“The project’s objective is to prevent an HIV/AIDS epidemic from raging out of control in Pakistan and avoiding the resultant suffering, premature death, family devastation, and economic losses that stem from this disease,” said Benjamin Loevinsohn,  Senior Public Health Specialist at the World Bank, and task manager for the project.

Following the National Strategic Framework for the control of HIV/AIDS, adopted by the Government of Pakistan and its development partners in 2000, the project will be implemented by the National and Provincial AIDS Control Programs, and it is comprised of four components:

  • Expansion of Interventions Among Vulnerable Populations:   Preventing the spread of HIV among these populations, particularly those living in large cities, will be critical and will be the project’s highest priority.  This component, which will be carried out by non governmental organizations, and  private entities,  includes behavior change communication aimed at improving the vulnerable population’s knowledge, attitudes, and behaviors related to HIV;  promotion of effective condom use; voluntary counseling and HIV testing; proper management of sexually transmitted infections (STIs);  needle exchange, and promotion of safe injection practice; and empowering activities that allow members of the vulnerable populations to assert greater control of their lives. 
  • Improved HIV Prevention by the General Population:  This component includes behavior change communication aimed at the general adult population; advocacy to raise awareness of decision makers and opinion leaders about HIV/AIDS;  targeted interventions for youth, the police, and sex workers; and improved and expanded management of STI cases.
  •   Prevention of HIV/STI Transmission Through Blood Transfusion:  To prevent the transmission of HIV and other STIs through blood transfusions, the project will support the establishment and capacity-building of provincial blood transfusion authorities, the implementation of a quality assurance system, the screening of blood for HIV and other STIs,  and proper waste management for potential infected material.
  • Capacity Building and Program Management: To strengthen the capacity of the National and Provincial AIDS Control Programs and their NGO partners to undertake significantly expanded HIV prevention activities, the Project would support  the strengthening of federal and provincial AIDS Control Programs and NGO capacity development.
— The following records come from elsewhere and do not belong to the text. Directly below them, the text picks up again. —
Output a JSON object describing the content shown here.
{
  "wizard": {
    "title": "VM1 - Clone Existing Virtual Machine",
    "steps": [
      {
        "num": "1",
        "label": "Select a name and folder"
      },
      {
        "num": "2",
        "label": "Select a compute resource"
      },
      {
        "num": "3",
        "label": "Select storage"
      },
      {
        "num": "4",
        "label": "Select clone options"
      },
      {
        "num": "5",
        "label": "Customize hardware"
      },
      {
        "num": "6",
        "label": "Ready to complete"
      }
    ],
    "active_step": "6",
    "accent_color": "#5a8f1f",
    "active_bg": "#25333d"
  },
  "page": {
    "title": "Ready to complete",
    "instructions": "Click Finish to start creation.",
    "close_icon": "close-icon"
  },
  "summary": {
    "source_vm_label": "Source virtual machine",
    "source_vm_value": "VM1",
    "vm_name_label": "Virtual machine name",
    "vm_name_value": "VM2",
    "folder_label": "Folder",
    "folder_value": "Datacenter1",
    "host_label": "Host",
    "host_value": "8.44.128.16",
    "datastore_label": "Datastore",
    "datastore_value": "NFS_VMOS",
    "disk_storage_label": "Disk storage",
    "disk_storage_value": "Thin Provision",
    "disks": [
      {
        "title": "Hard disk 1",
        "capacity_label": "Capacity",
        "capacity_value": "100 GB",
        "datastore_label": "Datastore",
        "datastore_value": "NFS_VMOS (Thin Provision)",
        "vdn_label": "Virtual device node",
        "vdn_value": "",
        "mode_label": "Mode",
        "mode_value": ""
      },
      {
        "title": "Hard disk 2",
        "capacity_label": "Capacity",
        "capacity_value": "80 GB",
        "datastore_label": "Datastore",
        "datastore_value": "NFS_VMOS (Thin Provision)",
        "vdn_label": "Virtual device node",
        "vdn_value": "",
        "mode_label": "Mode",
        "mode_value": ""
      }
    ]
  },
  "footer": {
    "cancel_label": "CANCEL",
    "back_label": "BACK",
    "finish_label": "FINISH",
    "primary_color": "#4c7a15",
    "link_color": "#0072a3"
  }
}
“The project puts the delivery of services by non governmental organizations and the private sector at the center of the debate, and brings long-term institutional benefits to the people of Pakistan. If carried out well, the services provided by these organizations to the vulnerable groups could have benefits beyond simply preventing HIV,” said Loevinsohn  “The project’s activities would also build the self-esteem of these marginalized people and reduce their stigmatization and harassment.”

The total cost of the project over the five-year period is estimated at US$47.77 million. The funds from the International Development Association (IDA), the World Bank’s concessionary lending arm, will provide US$37.11 million, of which US$9.28 million will be a grant. 
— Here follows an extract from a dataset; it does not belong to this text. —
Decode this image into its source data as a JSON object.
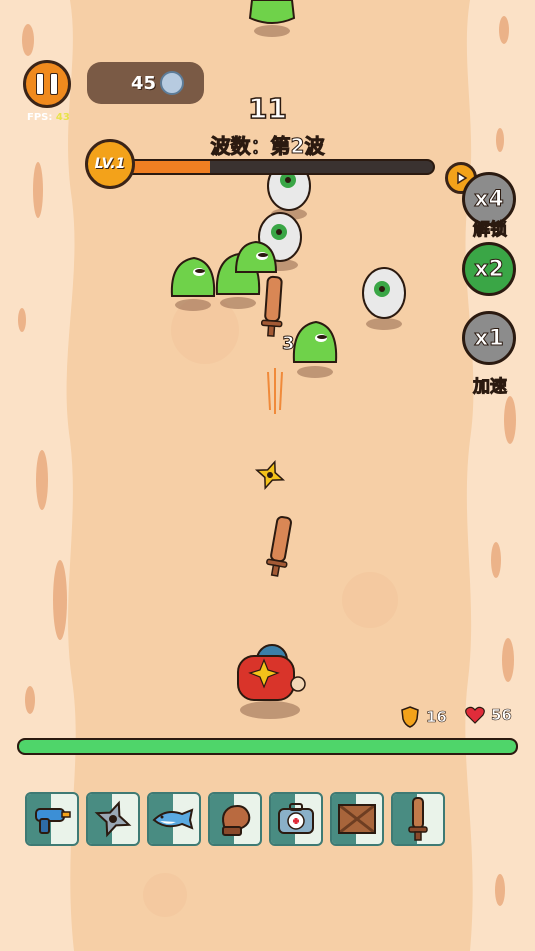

For More Information on the Bank’s Activities in Pakistan, visit:

For More Information on the Project, visit: